---------- Supplied entries

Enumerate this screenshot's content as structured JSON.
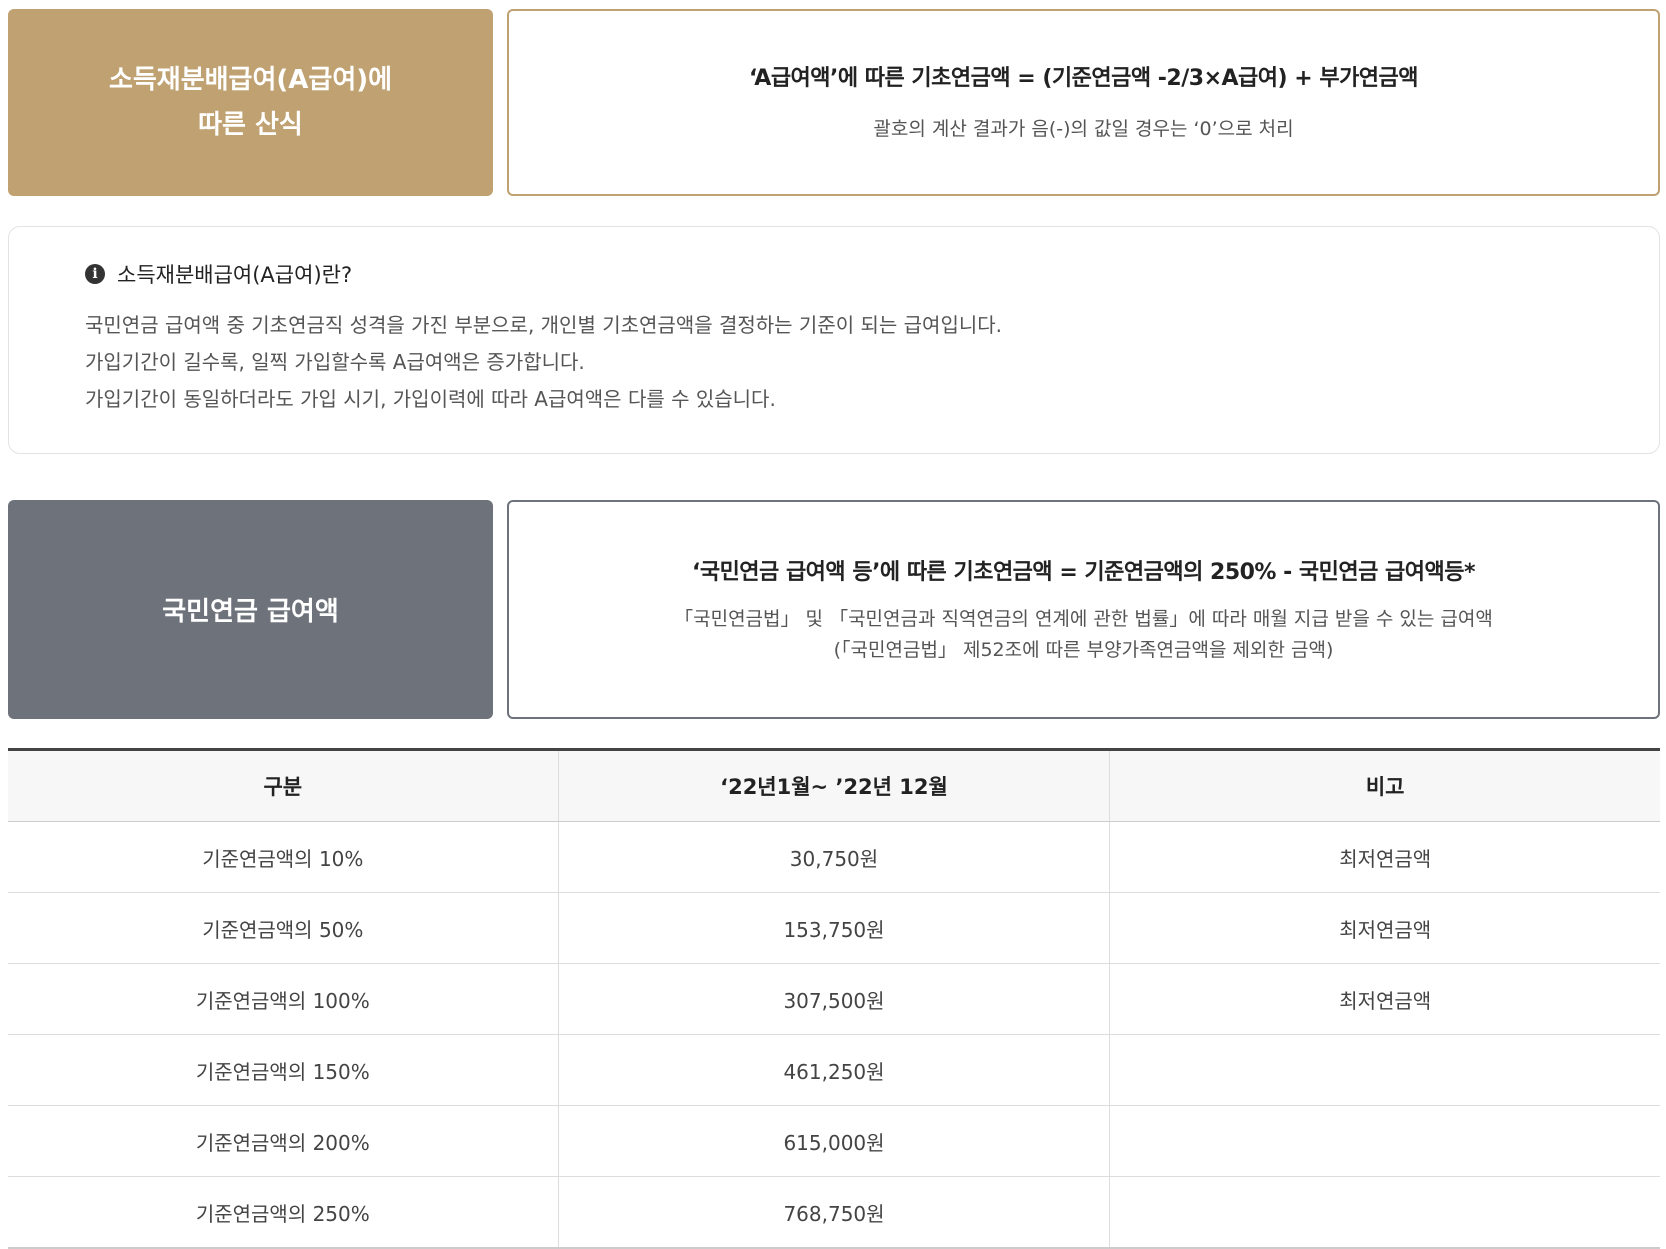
{
  "section_a": {
    "tag_line1": "소득재분배급여(A급여)에",
    "tag_line2": "따른 산식",
    "formula": "‘A급여액’에 따른 기초연금액 = (기준연금액 -2/3×A급여) + 부가연금액",
    "note": "괄호의 계산 결과가 음(-)의 값일 경우는 ‘0’으로 처리"
  },
  "info": {
    "title": "소득재분배급여(A급여)란?",
    "lines": [
      "국민연금 급여액 중 기초연금직 성격을 가진 부분으로, 개인별 기초연금액을 결정하는 기준이 되는 급여입니다.",
      "가입기간이 길수록, 일찍 가입할수록 A급여액은 증가합니다.",
      "가입기간이 동일하더라도 가입 시기, 가입이력에 따라 A급여액은 다를 수 있습니다."
    ]
  },
  "section_b": {
    "tag": "국민연금 급여액",
    "formula": "‘국민연금 급여액 등’에 따른 기초연금액 = 기준연금액의 250% - 국민연금 급여액등*",
    "note_line1": "「국민연금법」 및 「국민연금과 직역연금의 연계에 관한 법률」에 따라 매월 지급 받을 수 있는 급여액",
    "note_line2": "(「국민연금법」 제52조에 따른 부양가족연금액을 제외한 금액)"
  },
  "table": {
    "headers": [
      "구분",
      "‘22년1월~ ’22년 12월",
      "비고"
    ],
    "rows": [
      [
        "기준연금액의 10%",
        "30,750원",
        "최저연금액"
      ],
      [
        "기준연금액의 50%",
        "153,750원",
        "최저연금액"
      ],
      [
        "기준연금액의 100%",
        "307,500원",
        "최저연금액"
      ],
      [
        "기준연금액의 150%",
        "461,250원",
        ""
      ],
      [
        "기준연금액의 200%",
        "615,000원",
        ""
      ],
      [
        "기준연금액의 250%",
        "768,750원",
        ""
      ]
    ]
  }
}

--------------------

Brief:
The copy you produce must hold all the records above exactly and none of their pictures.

Your solution:
Enumerate this screenshot's content as structured JSON.
{
  "section_a": {
    "tag_line1": "소득재분배급여(A급여)에",
    "tag_line2": "따른 산식",
    "formula": "‘A급여액’에 따른 기초연금액 = (기준연금액 -2/3×A급여) + 부가연금액",
    "note": "괄호의 계산 결과가 음(-)의 값일 경우는 ‘0’으로 처리"
  },
  "info": {
    "title": "소득재분배급여(A급여)란?",
    "lines": [
      "국민연금 급여액 중 기초연금직 성격을 가진 부분으로, 개인별 기초연금액을 결정하는 기준이 되는 급여입니다.",
      "가입기간이 길수록, 일찍 가입할수록 A급여액은 증가합니다.",
      "가입기간이 동일하더라도 가입 시기, 가입이력에 따라 A급여액은 다를 수 있습니다."
    ]
  },
  "section_b": {
    "tag": "국민연금 급여액",
    "formula": "‘국민연금 급여액 등’에 따른 기초연금액 = 기준연금액의 250% - 국민연금 급여액등*",
    "note_line1": "「국민연금법」 및 「국민연금과 직역연금의 연계에 관한 법률」에 따라 매월 지급 받을 수 있는 급여액",
    "note_line2": "(「국민연금법」 제52조에 따른 부양가족연금액을 제외한 금액)"
  },
  "table": {
    "headers": [
      "구분",
      "‘22년1월~ ’22년 12월",
      "비고"
    ],
    "rows": [
      [
        "기준연금액의 10%",
        "30,750원",
        "최저연금액"
      ],
      [
        "기준연금액의 50%",
        "153,750원",
        "최저연금액"
      ],
      [
        "기준연금액의 100%",
        "307,500원",
        "최저연금액"
      ],
      [
        "기준연금액의 150%",
        "461,250원",
        ""
      ],
      [
        "기준연금액의 200%",
        "615,000원",
        ""
      ],
      [
        "기준연금액의 250%",
        "768,750원",
        ""
      ]
    ]
  }
}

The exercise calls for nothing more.